Bluebird Bio Presents More Data on its $1.8 Million Gene Therapy Zynteglo
Cambridge, Mass.-based bluebird bio released updated results from three clinical trials of its LentiGlobin gene therapy for transfusion-dependent Beta-thalassemia (TDT) at the 24th European Hematology Association (EHA) Congress being held in Amsterdam, the Netherlands.
On June 3, the European Commission (EC) granted bluebird conditional marketing approval for the gene therapy, which will have the brand name Zynteglo (autologous CD34+ cells encoding BA-T87Q-globin gene). It was given approval for patients 12 years or older with transfusion-dependent beta-thalassemia who did not have a β0/β0 genotype and for patients where hematopoietic stem cell (HSC) transplantation wasn’t appropriate, but a human leukocyte antigen (HLA)-matched related HSC donor isn’t available.
Bluebird indicates it will continue a country-by-country reimbursement process to make sure Zynteglo is appropriate and available to patients who need it. One of the reasons bluebird is emphasizing this because they have set a price in Europe for the treatment of $1.8 million, although it apparently will be on a contingency basis.
This is not completely surprising news.

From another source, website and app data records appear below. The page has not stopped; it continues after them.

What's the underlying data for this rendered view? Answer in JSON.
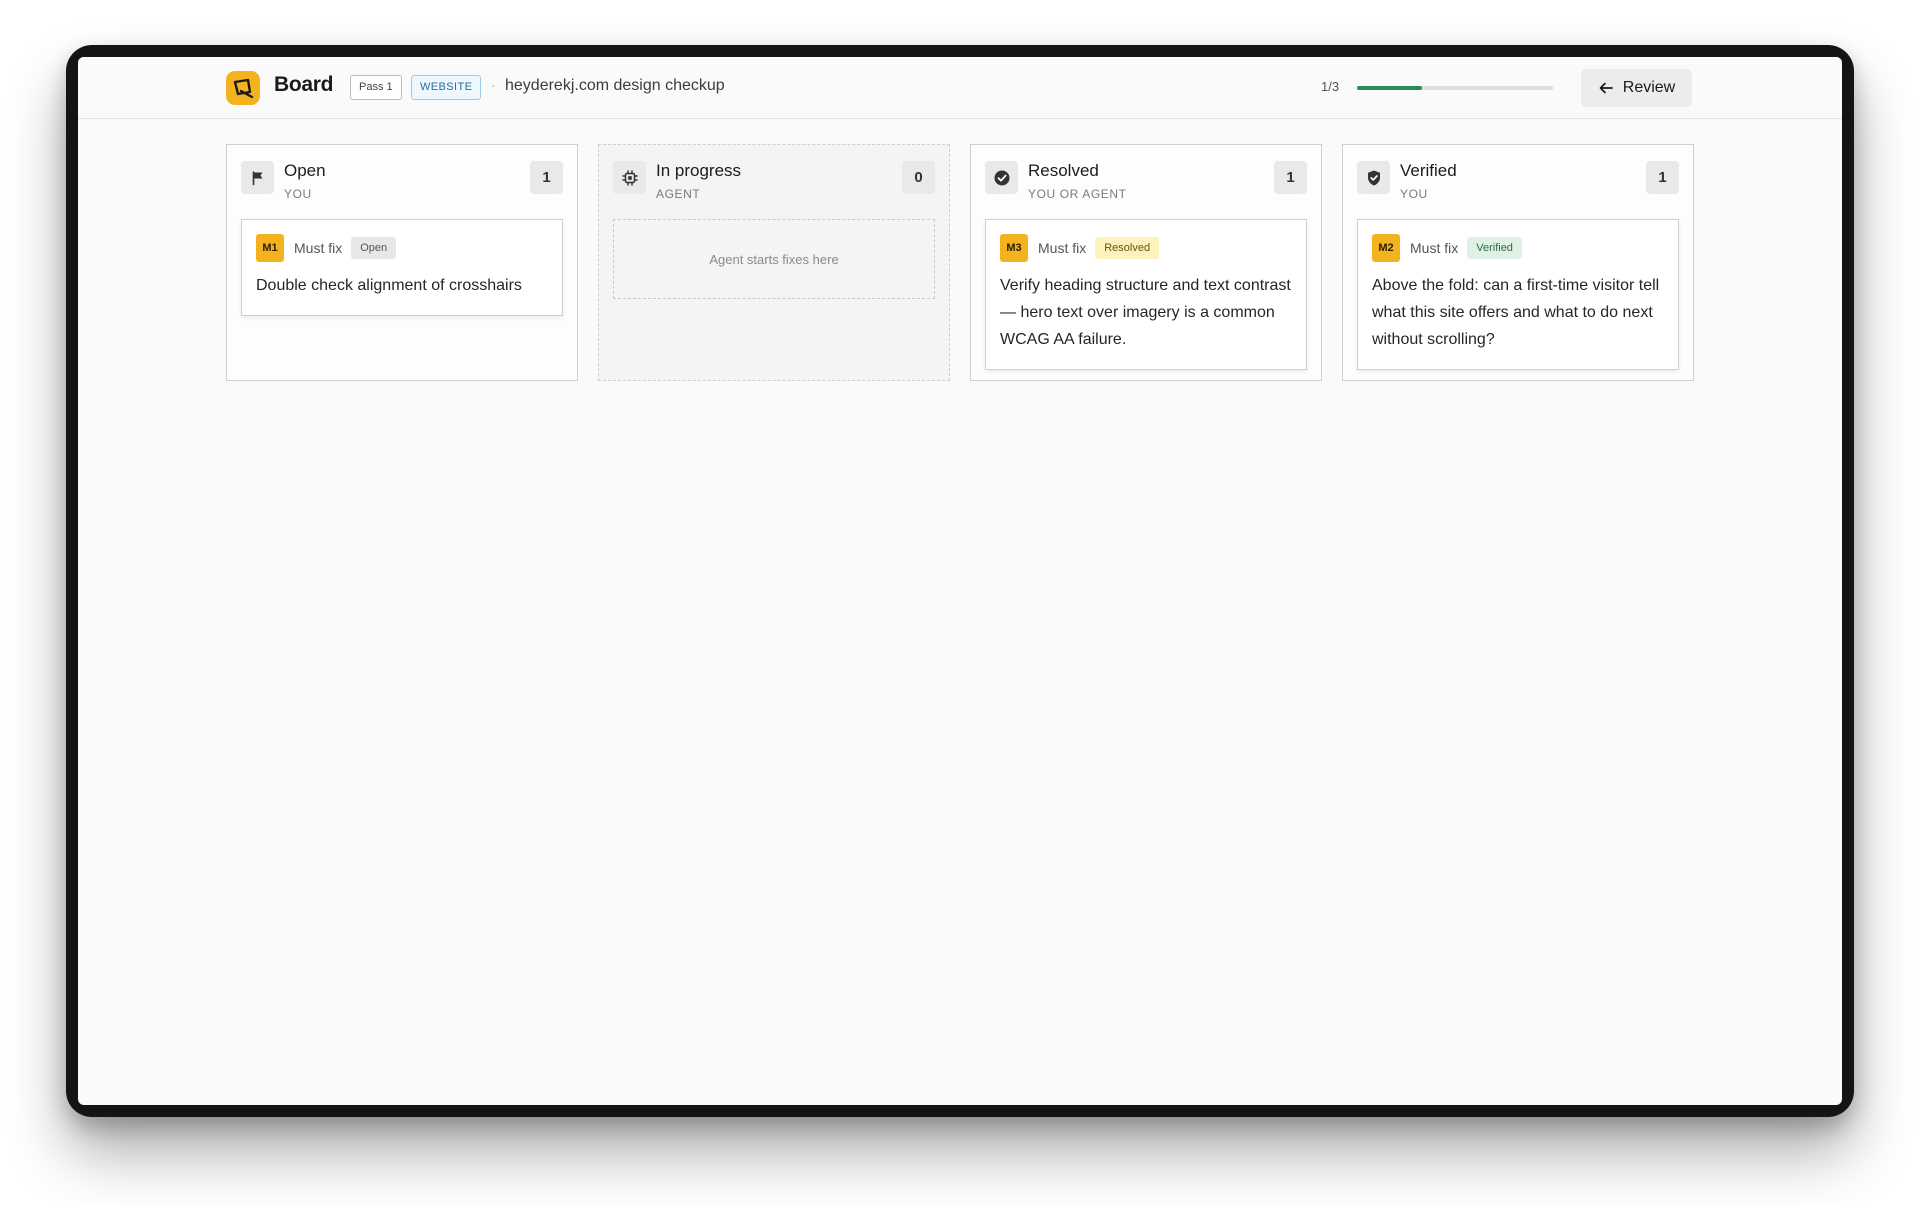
{
  "header": {
    "title": "Board",
    "pass_badge": "Pass 1",
    "type_badge": "WEBSITE",
    "separator": "·",
    "subtitle": "heyderekj.com design checkup",
    "progress_text": "1/3",
    "progress_fraction": 0.333,
    "review_label": "Review"
  },
  "columns": [
    {
      "title": "Open",
      "subtitle": "YOU",
      "count": "1",
      "icon": "flag-icon",
      "cards": [
        {
          "id": "M1",
          "priority": "Must fix",
          "status": "Open",
          "text": "Double check alignment of crosshairs"
        }
      ]
    },
    {
      "title": "In progress",
      "subtitle": "AGENT",
      "count": "0",
      "icon": "chip-icon",
      "empty_text": "Agent starts fixes here"
    },
    {
      "title": "Resolved",
      "subtitle": "YOU OR AGENT",
      "count": "1",
      "icon": "check-circle-icon",
      "cards": [
        {
          "id": "M3",
          "priority": "Must fix",
          "status": "Resolved",
          "text": "Verify heading structure and text contrast — hero text over imagery is a common WCAG AA failure."
        }
      ]
    },
    {
      "title": "Verified",
      "subtitle": "YOU",
      "count": "1",
      "icon": "shield-check-icon",
      "cards": [
        {
          "id": "M2",
          "priority": "Must fix",
          "status": "Verified",
          "text": "Above the fold: can a first-time visitor tell what this site offers and what to do next without scrolling?"
        }
      ]
    }
  ],
  "colors": {
    "accent": "#f5b21f",
    "progress": "#2a8a5e",
    "resolved_bg": "#fdf1bd",
    "verified_bg": "#def1e4"
  }
}
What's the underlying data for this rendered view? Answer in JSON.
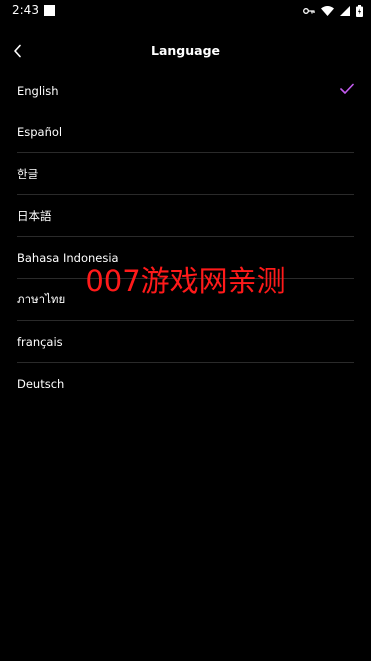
{
  "status_bar": {
    "time": "2:43"
  },
  "header": {
    "title": "Language"
  },
  "languages": [
    {
      "label": "English",
      "selected": true
    },
    {
      "label": "Español",
      "selected": false
    },
    {
      "label": "한글",
      "selected": false
    },
    {
      "label": "日本語",
      "selected": false
    },
    {
      "label": "Bahasa Indonesia",
      "selected": false
    },
    {
      "label": "ภาษาไทย",
      "selected": false
    },
    {
      "label": "français",
      "selected": false
    },
    {
      "label": "Deutsch",
      "selected": false
    }
  ],
  "watermark": "007游戏网亲测",
  "colors": {
    "background": "#000000",
    "accent": "#c45cf0",
    "divider": "#2a2a2a",
    "watermark": "#ff1a1a"
  },
  "icons": {
    "back": "chevron-left-icon",
    "selected": "check-icon"
  }
}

In January, when it looked that the therapy was headed for approval, bluebird’s “chief bluebird,” Nick Leschly outlined a proposal at the JP Morgan Healthcare Conference that included a five-year payment plan with annual payments contingent on the gene therapy’s continued effectiveness.
Although some analysts and the public have expressed surprise over the price, the gene therapies approved to-date all have sky-high prices. Novartis recently announced the price of its spinal muscular atrophy gene therapy Zolgensma at $2.12 million on a five-year installment plan. At the BIO Convention held last week, acting FDA Commissioner Ned Sharpless said he was “a little disappointed” in the coverage of the price, adding, “This is a completely novel, almost magical miracle that ends a devastating disease for lots of little kids and the thing you care the most about is the price? I mean, really? If you’re so cynical you can’t see how wonderful and great that is […] you need to re-wear your happy hat.”
Bloomberg, however, notes that “Drug companies including bluebird and Novartis are seeking to overcome a slow financial start for the sector. Only a handful of patients received Strimvelis, a $665,000 treatment for a rare immune disorder, before GlaxoSmithKline offloaded it to Orchard Therapeutics, and UniQure NV in 2017 withdrew its $1 million gene therapy for another rare condition because of extremely limited use.”
In a March interview with Bloomberg, Leschly indicated that getting countries to pay for the therapy could take time and many appear to be granting coverage for shorter periods, say six months to two years, in order to evaluate whether the results are worth the costs.
Beta-thalassemia is an inherited genetic disease that makes it difficult for red blood cells to carry oxygen. The most severe cases require regular transfusions, which has its own set of problems, notably a toxic buildup of iron in the blood.
Gene therapies are so new, not much is known about the long-term effectiveness of the procedures. Although studies often show them to have essentially cured the disease, the therapies haven’t been in existence long enough to know if the improvement will be permanent, which is at least part of what bluebird is trying to demonstrate with the updated results from these three clinical trials.
In the Northstar trial, eight of 10 patients receiving treatment achieved transfusion independence (TI) for at least 12 months and are enrolled in a long-term follow-up trial. In Northstar 2, 20 patients were treated. Four of five who could be treated achieved TI and have a median duration of 13.6 months at the time of data cut-off. In Northstar-3, 11 patients were treated. One patient who was evaluable achieved TI and held it at 16 months. Five patients had stopped transfusions for at least three months.
“The maturing data from our clinical studies of LentiGlobin for TDT show that patients across genotypes are able to achieve and maintain transfusion independence with stable production of gene therapy-derived-hemoglobin, HbA BT87Q, extending for years,” stated David Davidson, bluebird bio’s chief medical officer. “In patients who achieve transfusion independence, we have observed decreased liver iron concentration over time and improved markers for erythropoiesis, demonstrating the transformative disease-modifying potential of gene therapy for patients with TDT.”
Bluebird expects the therapy to be approved in the U.S. in 2020.